When the Equal Pay Act of 1963 became law, President John F. Kennedy declared the end of the "unconscionable practice of paying female employees less wages than male employees for the same job." Yet, in 2014, when women across the United States earn, on average, 77 cents for every dollar men earn, the U.S. Senate blocked consideration of the Paycheck Fairness Act, which would make it illegal for employers to penalize employees who discuss their salaries.
Why is salary transparency so important to some and so frightening to others?
Why wouldn't everyone, both men and women, want to know what people earn in the workplace? Why does our society tolerate draconian measures that keep salary information a secret?
It's clear that, without good information, many workers, women in particular, simply don't know what they are worth in the workplace. Yet, research shows that men lacking good information about salary will ask for it, while women won't. And if women don't ask, they don't receive. Are they at fault? No, because there is more to the picture.
Women who do ask for a higher salary often face a "double bind" -- they can be perceived as either competent or likable, but not both. Women can be penalized for asking, because that action violates the cultural norm of women being "nice" and "accommodating." A woman who asks is often considered aggressive and unlikeable, and does not get the raise or the job, while her male counterpart, doing exactly the same thing, is rewarded. This largely unconscious bias, held by both men and women, inhibits women's agency in the workplace.

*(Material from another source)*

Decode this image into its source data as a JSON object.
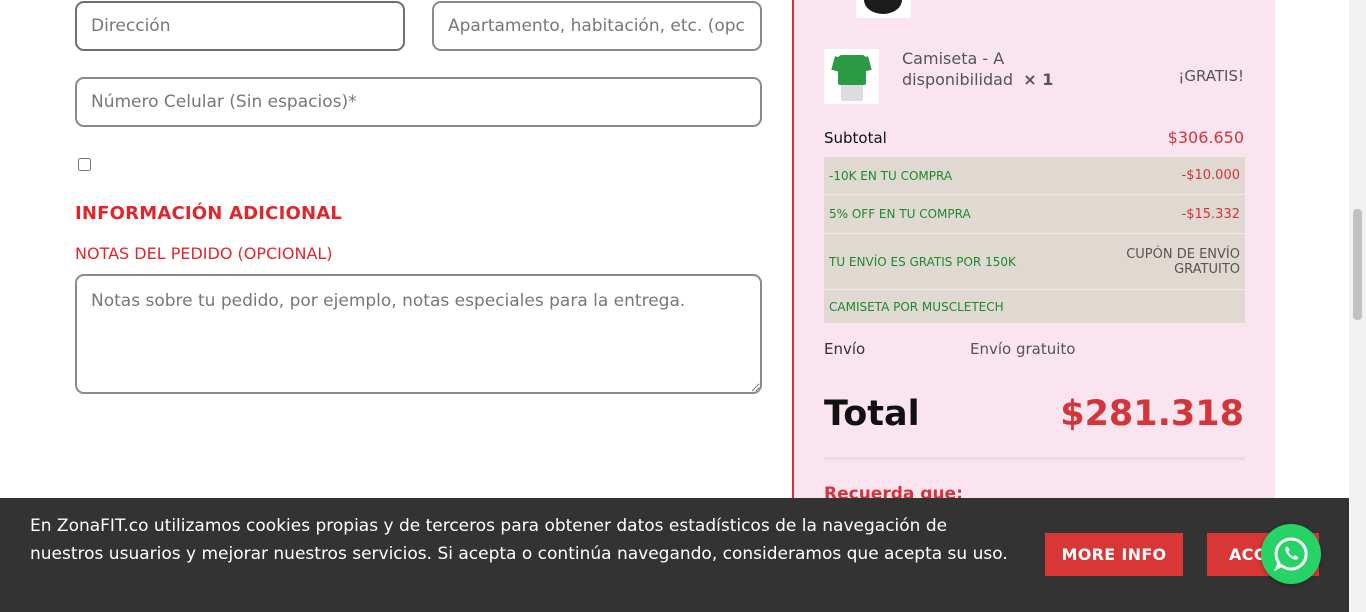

Fortunately, women are learning how to negotiate effectively in today's workplace. Negotiation is a required course at many business schools, and women often excel in collaborative, mutual-gains negotiations. For women who know how to negotiate, it does pay to ask. Women who achieve leadership success do so in part because they know what they want and are able to negotiate effectively to get it.
Many academic studies and popular press stories about gender and negotiation have focused on whether or not, and how effectively, women negotiate for higher pay. Compensation negotiation has become a focal point for academic research, perhaps because pay is a measurable indicator that researchers can easily analyze. Another attraction to studying compensation is that it is a standard subject of discussion in formal job negotiations.
Yet, the wage gap is a symptom of wider gender disparity in the workplace, and there are other important forms of career negotiation. Indeed, how a woman negotiates her career path is arguably a more important determinant of lifetime earnings (via factors such as choice of occupation, promotions, years in the work force, hours per week worked) than pay negotiation at organizational entry and promotion points. Thus, if we want to understand the gender disparity in career trajectories, we need to look beyond compensation to see how women and men negotiate their careers.
Our research at the Center for Gender in Organizations at the Simmons School of Management shows that, regardless of their age group, years of work experience, or level of leadership attained, women can benefit from training to become better negotiators, so that they can both increase their earning potential and achieve career success.
But, that is only part of the picture. Employers need to be aware of the many barriers to success that face women in the workplace. Organizations need to truly believe that diversity in the workplace brings added value to all, not only to women and minorities. Research has amply documented that a well-managed, diverse, workforce is both good for the bottom line and a key component of sustainable, organizational success.
Equal pay for equal work is an important place to start. It's time to end the "unconscionable practice of paying female employees less wages than male employees for the same job."